Counting 0, 1, 2, 3F: The Long Hello of GPS OCX - Inside GNSS - Global Navigation Satellite Systems Engineering, Policy, and Design

Counting 0, 1, 2, 3F: The Long Hello of GPS OCX

The United States Space Force’s Space and Missile Systems Center (SMC) awarded a $228 million contract to Raytheon Intelligence and Space for the GPS Next-Generation Operational Control System (OCX) Follow-On (OCX 3F).

The OCX 3F program is further future iteration of the GPS Enterprise Modernization effort. OCX comes in four blocks: 0, 1, 2 and now 3F. Only Block 0 is currently operative, though it does not “fly” the constellation, it only handles Launch and Early Orbit (LEO) operations and the on-orbit checkout of all GPS III satellites. It has done so for four GPS III satellites so far. A fifth launch is due in June.

[Photo: GPS ground antenna at Schriever Air Force Base, home of the 50th Space Wing. Courtesy Raytheon]

Currently, all GPS satellites are controlled by the Operational Control System (OCS), which Lockheed Martin sustains until 2025, when OCX will start taking over. OCS now flies the more powerful GPS IIIs as well as older satellites and tasks, uploads and monitors the encrypted M-Code signals.
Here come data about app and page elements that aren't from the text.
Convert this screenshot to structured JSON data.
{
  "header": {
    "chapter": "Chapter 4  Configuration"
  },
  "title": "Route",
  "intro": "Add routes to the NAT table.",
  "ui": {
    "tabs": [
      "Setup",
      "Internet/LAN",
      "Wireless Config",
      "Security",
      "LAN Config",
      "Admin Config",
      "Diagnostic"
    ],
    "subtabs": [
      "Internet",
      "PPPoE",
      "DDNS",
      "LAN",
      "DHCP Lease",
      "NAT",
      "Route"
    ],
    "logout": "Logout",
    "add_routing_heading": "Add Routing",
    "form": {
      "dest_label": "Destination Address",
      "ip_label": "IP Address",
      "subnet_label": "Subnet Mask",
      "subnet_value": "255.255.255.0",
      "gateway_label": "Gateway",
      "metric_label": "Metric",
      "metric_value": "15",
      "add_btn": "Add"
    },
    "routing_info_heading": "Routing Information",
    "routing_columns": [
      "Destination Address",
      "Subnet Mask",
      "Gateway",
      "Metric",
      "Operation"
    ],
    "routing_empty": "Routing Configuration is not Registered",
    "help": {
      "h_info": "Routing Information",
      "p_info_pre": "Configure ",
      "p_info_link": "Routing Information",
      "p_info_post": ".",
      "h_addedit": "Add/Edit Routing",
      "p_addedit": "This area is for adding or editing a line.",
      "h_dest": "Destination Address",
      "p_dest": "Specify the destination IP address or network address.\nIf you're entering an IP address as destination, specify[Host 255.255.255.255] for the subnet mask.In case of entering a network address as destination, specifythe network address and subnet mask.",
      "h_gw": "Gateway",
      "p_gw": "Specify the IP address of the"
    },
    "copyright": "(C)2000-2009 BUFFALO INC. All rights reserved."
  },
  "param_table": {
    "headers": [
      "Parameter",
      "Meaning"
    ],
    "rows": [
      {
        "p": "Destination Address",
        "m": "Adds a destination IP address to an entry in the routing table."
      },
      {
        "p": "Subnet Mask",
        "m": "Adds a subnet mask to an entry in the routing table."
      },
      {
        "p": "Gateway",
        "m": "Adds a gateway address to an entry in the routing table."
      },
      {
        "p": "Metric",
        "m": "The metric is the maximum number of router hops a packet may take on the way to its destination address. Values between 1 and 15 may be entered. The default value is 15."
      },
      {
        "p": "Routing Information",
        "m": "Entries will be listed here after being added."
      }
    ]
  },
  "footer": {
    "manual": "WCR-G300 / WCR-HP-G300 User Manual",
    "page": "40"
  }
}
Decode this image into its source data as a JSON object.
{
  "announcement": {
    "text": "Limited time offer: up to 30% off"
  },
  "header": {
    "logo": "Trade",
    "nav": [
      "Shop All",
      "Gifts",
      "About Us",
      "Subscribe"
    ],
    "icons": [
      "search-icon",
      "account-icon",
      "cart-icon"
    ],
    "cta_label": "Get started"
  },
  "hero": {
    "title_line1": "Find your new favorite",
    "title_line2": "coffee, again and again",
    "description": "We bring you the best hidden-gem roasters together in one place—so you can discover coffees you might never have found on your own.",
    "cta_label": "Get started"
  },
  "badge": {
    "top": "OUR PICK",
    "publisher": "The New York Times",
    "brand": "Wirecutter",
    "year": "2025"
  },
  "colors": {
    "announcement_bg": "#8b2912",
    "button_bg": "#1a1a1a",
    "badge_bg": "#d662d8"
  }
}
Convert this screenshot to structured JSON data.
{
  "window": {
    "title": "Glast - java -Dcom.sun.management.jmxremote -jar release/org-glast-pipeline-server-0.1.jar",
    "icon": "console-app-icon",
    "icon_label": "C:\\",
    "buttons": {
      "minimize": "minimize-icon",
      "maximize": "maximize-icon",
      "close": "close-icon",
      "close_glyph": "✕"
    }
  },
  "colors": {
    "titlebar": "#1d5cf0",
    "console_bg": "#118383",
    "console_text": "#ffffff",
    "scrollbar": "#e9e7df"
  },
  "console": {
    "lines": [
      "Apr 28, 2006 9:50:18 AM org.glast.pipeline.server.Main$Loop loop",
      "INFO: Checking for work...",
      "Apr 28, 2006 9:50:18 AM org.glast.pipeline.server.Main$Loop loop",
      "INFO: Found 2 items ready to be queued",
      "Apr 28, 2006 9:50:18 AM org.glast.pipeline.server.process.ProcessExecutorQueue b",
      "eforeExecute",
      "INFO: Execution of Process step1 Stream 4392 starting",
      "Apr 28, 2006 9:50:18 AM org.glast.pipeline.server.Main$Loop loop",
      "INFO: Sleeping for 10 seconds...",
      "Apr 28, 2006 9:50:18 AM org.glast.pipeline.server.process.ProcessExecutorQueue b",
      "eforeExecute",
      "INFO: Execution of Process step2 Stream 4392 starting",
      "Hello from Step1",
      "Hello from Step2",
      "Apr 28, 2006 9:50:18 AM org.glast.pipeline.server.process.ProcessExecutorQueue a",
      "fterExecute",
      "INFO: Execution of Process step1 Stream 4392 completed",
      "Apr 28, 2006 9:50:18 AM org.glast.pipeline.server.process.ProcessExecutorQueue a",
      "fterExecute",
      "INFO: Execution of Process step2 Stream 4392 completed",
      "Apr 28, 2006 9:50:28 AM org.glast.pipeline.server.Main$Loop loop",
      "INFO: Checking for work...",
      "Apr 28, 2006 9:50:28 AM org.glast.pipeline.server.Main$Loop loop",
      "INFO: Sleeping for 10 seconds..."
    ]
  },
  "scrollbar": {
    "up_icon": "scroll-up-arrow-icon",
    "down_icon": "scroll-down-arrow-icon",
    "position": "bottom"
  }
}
OCX Blocks 1 & 2 System, planned for delivery in 2022, will support the latest Department of Defense (DoD) standards and practices for cybersecurity, it also supports a number of advanced features over the legacy GPS Ground Segment. These new features include an enhanced and expanded monitor station network for improved cybersecurity and improved anti-jam capability, enhanced operational capability to control the modernized military signals, support of GPS III boosted earth coverage Military code (M-code), and the monitoring of new Galileo-compatible and safety-of-life signals.

OCX 3F will upgrade the OCX Blocks 1 & 2 system (not yet online) to utilize the enhanced capabilities of the new GPS IIIF space vehicles being developed by Lockheed Martin. Raytheon Intelligence and Space will perform the work in Aurora, Colorado, and delivery is expected in July 2025.

“OCX is an adaptive architecture designed to evolve to combat emerging threats.  OCX 3F is a great example of modifying the OCX Blocks 1 and 2 software baseline to launch and incorporate the GPS IIIF enhanced satellite capabilities.  I look forward to continuing our relationship with Raytheon in delivering the United States Space Force GPS capabilities,” said Barbara Baker, SMC Production Corps Command and Control Systems Division’s senior materiel leader.

OCX has been long arriving, due in part to continually evolving requirement from the Department of Defense, as GPS III modernization features underwent changes. In March 2020, the SMC directed Raytheon to replace the IBM computer hardware in OCX prior to system delivery due to sale of IBM’s computer product line to a Chinese company, Lenovo. Prior to that, OCX had been in a Congressional Nunn-McCurdy breach, subject to investigation, for exceeding its cost estimates by more than 25 percent.

Earlier this year, the OCX Ground System Simulator received accreditation. The Ground System Simulator (GSYS) mimics critical tasks of GPS ground control, including constellation management of more than 40 satellite simulations, replicating the command and control of 17 monitor stations, four ground antennas, as well as simulating the entire satellite lifecycle from launch to disposal.

Earlier this month, Raytheon announced that it had completed final qualification testing of the OCX system’s modernized monitor station receivers, which are now ready to be installed around the world starting in August

Raytheon Intelligence & Space will finish qualification of the baseline OCX software and deliver it to Space Force this year for validation; and “final handover” of “the software and hardware that the system is going to run on” will take place in 2022.